On April 24, just over a month after Classic Rock joined The Darkness in Cork, Emily Dolan Davies announced she was leaving the band. “Sad to say our fantastic drummer Emily Dolan Davies is leaving for new projects, and so we part ways with fond farewells,” said her former colleagues in a statement./o:p

Given the air of optimism that surrounded the Irish shows, the news was a surprise. The drummer’s departure came just 48 hours before The Darkness were due to play a fanclub-only album launch show in central London. Classic Rock collared Justin Hawkins for a more detailed explanation. Was it musical differences? Personal disputes? Haircut issues?/o:p

“We’re all disappointed, including her,” he says, “because I think she enjoyed it, we think she’s great and a really nice person, and we really liked what she’d done on the album. But everything we’d done up to that point was leading up to agreeing personal terms, as they say in sport, and I think she wants to do a lot of other things besides The Darkness. Nothing serious and not much of an argument, really. It just became obvious that negotiations were grinding to a halt, and we couldn’t accede to her requests and she couldn’t accede to ours. She’s got a whole network of friends and things she wants to do that are very different to ours, really.” /o:p

Hawkins also hinted that Dolan Davies found life in The Darkness a little more chaotic and disorganised than what she’d been used to./o:p

“I think it’s quite a different experience to being a session player, when things are actually organised and, dare I say it, professional. But, frankly, it doesn’t really matter, does it? I mean, God knows, we’ve been through worse. Last night we had dinner together. It was funny because there were three of us at the table and then an empty chair, which was really poignant… heh heh! Maybe it was all going too well, do you know what I mean?”/o:p

As Classic Rock went to press, Rufus Taylor, son of Queen drummer Roger Taylor, was occupying the drum stool, although Hawkins was unsure whether he was a permanent choice./o:p

“We really need to have a proper conversation with him about what he expects from this,” says the singer. “He might just be doing it to help us out, or maybe he sees it as a long-term thing.”

Classic Rock 211: Features

Johnny Sharp

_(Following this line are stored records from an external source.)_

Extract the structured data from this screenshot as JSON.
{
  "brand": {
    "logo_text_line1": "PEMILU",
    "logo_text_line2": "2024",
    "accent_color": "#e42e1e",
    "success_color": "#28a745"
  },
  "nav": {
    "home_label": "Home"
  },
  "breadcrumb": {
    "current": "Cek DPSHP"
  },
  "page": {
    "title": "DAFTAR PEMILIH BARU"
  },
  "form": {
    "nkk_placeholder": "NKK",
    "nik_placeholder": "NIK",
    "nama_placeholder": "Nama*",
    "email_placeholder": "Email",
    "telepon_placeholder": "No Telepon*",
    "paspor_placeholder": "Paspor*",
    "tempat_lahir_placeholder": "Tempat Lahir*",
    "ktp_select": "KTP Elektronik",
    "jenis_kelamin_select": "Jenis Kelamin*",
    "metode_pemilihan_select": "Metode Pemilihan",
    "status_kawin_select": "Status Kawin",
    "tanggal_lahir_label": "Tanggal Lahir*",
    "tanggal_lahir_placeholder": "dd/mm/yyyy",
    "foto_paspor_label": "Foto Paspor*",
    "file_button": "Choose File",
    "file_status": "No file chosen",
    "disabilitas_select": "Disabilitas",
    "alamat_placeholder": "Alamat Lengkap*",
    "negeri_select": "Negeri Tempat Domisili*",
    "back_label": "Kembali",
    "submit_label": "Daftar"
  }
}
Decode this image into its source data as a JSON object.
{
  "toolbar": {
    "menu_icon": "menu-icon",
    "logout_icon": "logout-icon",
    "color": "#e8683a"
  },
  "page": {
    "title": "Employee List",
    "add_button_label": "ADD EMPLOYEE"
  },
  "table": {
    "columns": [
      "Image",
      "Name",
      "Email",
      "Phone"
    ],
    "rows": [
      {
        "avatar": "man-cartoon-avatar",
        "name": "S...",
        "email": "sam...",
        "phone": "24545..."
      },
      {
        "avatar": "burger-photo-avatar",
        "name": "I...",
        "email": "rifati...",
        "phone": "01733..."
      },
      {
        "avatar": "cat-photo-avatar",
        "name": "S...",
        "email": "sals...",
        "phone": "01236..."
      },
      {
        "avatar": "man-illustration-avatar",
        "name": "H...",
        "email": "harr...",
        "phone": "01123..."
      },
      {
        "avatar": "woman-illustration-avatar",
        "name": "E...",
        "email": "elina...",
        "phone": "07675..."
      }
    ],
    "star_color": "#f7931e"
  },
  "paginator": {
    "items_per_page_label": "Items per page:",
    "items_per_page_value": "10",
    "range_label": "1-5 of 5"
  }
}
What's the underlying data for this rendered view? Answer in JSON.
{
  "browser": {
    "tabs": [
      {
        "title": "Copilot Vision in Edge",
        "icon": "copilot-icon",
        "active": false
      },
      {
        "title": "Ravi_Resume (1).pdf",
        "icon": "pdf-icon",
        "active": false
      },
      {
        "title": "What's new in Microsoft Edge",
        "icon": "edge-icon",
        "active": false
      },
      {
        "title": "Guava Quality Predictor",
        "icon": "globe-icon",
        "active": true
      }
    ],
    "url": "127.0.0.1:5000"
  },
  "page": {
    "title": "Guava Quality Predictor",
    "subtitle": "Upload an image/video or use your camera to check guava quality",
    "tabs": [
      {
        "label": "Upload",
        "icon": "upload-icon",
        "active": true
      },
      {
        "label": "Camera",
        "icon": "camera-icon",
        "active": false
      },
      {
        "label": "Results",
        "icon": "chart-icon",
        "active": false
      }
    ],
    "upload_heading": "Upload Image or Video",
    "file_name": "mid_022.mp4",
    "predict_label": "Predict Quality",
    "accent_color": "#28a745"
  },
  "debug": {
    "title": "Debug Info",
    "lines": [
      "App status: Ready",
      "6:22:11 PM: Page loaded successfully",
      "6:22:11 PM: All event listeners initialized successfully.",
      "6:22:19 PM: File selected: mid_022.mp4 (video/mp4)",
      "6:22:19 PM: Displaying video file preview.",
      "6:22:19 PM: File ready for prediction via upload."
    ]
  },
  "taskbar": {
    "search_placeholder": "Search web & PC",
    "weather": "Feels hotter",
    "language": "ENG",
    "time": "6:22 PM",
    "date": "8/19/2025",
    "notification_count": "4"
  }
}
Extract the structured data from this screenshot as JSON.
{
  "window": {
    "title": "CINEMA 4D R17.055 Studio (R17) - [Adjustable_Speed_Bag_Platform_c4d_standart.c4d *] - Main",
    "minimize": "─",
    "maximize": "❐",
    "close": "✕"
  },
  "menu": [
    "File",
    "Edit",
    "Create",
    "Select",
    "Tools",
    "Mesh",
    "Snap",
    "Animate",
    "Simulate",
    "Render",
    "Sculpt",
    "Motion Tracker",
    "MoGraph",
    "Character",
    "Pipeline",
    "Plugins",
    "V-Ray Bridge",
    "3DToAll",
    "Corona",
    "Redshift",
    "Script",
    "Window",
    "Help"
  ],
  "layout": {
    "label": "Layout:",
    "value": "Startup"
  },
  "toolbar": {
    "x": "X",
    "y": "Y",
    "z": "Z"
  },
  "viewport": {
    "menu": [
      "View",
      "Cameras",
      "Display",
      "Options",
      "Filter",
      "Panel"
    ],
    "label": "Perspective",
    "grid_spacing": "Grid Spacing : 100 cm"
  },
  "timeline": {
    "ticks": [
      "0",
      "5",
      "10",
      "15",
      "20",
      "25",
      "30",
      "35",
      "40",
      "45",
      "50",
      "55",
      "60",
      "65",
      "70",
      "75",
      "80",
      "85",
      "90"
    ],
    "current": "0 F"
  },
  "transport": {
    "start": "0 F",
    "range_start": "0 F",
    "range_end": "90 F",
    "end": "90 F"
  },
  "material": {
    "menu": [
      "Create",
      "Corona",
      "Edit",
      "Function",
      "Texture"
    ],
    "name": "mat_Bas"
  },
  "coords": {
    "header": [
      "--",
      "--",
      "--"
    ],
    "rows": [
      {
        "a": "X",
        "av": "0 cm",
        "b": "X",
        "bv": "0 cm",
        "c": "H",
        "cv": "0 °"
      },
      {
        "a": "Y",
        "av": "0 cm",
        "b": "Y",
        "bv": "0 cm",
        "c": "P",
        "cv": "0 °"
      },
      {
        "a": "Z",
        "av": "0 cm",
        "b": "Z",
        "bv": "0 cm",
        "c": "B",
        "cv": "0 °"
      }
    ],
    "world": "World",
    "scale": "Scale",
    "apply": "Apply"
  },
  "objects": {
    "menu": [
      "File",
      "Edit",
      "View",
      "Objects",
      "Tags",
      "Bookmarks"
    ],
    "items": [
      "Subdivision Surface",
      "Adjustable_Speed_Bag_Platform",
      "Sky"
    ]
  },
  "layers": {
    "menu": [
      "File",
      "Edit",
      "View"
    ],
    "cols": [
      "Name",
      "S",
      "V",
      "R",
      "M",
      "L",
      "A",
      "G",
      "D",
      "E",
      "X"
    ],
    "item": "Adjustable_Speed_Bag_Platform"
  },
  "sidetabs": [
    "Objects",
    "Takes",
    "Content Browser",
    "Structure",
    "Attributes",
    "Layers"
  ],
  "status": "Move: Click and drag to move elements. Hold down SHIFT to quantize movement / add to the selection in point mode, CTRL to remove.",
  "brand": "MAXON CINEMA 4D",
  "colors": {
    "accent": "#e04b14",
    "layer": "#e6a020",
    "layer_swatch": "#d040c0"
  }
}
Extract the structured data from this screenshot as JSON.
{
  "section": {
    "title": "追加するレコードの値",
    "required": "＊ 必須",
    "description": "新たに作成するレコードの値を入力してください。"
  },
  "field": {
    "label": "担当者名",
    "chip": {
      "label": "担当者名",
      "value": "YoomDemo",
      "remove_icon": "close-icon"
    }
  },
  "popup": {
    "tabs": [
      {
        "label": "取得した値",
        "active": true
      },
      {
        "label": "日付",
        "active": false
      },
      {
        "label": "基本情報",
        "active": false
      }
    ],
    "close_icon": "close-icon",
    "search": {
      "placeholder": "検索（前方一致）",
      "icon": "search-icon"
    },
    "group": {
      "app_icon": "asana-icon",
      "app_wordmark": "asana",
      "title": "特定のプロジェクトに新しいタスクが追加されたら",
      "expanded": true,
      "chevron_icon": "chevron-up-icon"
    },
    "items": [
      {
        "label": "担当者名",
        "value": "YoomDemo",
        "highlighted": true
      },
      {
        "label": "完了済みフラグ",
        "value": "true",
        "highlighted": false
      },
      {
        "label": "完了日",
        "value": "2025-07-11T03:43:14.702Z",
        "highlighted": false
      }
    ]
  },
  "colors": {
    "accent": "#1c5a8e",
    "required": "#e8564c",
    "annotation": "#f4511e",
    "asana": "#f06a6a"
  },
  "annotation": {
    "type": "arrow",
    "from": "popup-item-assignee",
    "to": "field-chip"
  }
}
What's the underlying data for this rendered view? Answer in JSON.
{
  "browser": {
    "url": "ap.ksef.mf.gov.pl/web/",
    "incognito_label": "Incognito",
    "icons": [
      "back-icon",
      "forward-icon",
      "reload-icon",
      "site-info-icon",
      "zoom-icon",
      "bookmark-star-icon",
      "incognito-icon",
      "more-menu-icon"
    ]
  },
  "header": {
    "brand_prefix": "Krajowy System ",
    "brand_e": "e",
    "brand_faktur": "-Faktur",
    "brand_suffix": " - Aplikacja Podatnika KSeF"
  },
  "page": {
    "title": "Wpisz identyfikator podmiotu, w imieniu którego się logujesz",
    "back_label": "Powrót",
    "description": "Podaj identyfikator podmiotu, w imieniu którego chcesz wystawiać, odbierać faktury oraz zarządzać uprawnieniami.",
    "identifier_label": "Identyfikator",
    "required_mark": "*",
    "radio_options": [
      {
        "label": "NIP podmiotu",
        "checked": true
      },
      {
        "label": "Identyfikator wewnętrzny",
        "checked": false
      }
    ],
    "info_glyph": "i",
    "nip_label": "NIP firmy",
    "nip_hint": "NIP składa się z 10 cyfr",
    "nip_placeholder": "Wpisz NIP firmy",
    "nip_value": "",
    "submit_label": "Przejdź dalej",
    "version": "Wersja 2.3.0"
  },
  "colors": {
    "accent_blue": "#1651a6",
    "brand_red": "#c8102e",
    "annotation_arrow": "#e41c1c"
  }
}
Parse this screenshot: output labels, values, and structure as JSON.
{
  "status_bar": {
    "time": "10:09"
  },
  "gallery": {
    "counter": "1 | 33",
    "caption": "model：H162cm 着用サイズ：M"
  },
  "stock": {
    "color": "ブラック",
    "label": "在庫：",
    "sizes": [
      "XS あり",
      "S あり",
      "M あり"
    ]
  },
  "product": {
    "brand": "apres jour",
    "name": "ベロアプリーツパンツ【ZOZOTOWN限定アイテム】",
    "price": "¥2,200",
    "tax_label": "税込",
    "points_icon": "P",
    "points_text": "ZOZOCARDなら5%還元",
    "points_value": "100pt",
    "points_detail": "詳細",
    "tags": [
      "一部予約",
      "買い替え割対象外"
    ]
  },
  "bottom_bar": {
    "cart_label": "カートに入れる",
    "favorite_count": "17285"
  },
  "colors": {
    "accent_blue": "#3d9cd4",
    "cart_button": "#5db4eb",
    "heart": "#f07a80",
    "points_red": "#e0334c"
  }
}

Johnny is a regular contributor to Prog and Classic Rock magazines, both online and in print. Johnny is a highly experienced and versatile music writer whose tastes range from prog and hard rock to R’n’B, funk, folk and blues. He has written about music professionally for 30 years, surviving the Britpop wars at the NME in the 90s (under the hard-to-shake teenage nickname Johnny Cigarettes) before branching out to newspapers such as The Guardian and The Independent and magazines such as Uncut, Record Collector and, of course, Prog and Classic Rock